** Data provided **
====

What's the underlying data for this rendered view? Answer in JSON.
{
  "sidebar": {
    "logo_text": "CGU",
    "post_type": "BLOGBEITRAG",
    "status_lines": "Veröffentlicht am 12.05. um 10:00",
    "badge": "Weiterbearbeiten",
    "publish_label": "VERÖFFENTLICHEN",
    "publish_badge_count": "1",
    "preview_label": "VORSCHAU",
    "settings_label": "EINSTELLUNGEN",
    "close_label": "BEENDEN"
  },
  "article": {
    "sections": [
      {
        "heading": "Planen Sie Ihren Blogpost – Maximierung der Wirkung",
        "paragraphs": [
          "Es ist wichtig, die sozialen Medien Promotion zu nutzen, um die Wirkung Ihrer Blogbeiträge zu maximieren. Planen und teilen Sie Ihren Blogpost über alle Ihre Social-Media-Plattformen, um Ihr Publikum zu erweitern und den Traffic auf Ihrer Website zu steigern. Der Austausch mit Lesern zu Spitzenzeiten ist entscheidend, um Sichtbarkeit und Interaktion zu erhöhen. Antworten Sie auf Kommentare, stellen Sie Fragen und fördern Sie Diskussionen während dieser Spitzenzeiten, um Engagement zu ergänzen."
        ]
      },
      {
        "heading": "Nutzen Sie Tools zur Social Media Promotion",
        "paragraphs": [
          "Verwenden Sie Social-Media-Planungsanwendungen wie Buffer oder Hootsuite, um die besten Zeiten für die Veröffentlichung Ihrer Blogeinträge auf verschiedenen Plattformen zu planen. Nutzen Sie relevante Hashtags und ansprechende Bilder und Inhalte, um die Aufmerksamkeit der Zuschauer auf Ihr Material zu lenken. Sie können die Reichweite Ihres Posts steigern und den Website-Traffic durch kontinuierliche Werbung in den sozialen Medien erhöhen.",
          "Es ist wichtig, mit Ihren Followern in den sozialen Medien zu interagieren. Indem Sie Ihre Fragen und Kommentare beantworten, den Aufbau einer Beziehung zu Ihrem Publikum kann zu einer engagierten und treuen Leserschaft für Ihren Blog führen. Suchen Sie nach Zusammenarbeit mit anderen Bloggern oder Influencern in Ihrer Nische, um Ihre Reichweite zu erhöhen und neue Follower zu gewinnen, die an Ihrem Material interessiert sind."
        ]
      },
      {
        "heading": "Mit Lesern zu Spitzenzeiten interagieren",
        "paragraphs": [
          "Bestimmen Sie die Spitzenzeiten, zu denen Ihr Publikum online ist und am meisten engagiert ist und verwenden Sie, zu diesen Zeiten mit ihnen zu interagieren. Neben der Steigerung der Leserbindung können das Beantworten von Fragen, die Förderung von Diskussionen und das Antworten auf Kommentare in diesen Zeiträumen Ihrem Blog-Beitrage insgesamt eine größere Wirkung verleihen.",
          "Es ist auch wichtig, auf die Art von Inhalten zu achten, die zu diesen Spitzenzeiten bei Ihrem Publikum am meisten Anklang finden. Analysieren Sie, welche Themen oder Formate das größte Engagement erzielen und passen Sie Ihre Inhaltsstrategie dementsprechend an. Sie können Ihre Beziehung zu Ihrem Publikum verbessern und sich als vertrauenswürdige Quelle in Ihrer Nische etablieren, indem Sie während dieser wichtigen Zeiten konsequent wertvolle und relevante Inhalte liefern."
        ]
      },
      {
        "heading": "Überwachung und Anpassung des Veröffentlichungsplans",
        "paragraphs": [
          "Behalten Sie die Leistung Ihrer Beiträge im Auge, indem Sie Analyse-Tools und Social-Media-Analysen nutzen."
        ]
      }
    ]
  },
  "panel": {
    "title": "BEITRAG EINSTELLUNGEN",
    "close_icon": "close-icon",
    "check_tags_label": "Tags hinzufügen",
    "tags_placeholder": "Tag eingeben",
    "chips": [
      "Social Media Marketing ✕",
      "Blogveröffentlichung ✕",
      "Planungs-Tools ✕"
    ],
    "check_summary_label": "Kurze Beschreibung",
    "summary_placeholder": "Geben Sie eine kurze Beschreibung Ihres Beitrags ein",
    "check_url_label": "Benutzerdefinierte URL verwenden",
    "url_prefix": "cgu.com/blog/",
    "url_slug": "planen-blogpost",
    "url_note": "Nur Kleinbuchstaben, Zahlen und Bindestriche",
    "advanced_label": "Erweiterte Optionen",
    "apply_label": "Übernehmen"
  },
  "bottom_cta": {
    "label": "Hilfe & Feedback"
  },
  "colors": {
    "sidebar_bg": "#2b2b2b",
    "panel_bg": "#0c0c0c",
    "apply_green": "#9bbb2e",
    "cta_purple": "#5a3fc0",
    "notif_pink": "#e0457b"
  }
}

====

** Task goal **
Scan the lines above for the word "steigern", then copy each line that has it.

** Expected answer **
          "Es ist wichtig, die sozialen Medien Promotion zu nutzen, um die Wirkung Ihrer Blogbeiträge zu maximieren. Planen und teilen Sie Ihren Blogpost über alle Ihre Social-Media-Plattformen, um Ihr Publikum zu erweitern und den Traffic auf Ihrer Website zu steigern. Der Austausch mit Lesern zu Spitzenzeiten ist entscheidend, um Sichtbarkeit und Interaktion zu erhöhen. Antworten Sie auf Kommentare, stellen Sie Fragen und fördern Sie Diskussionen während dieser Spitzenzeiten, um Engagement zu ergänzen."
          "Verwenden Sie Social-Media-Planungsanwendungen wie Buffer oder Hootsuite, um die besten Zeiten für die Veröffentlichung Ihrer Blogeinträge auf verschiedenen Plattformen zu planen. Nutzen Sie relevante Hashtags und ansprechende Bilder und Inhalte, um die Aufmerksamkeit der Zuschauer auf Ihr Material zu lenken. Sie können die Reichweite Ihres Posts steigern und den Website-Traffic durch kontinuierliche Werbung in den sozialen Medien erhöhen.",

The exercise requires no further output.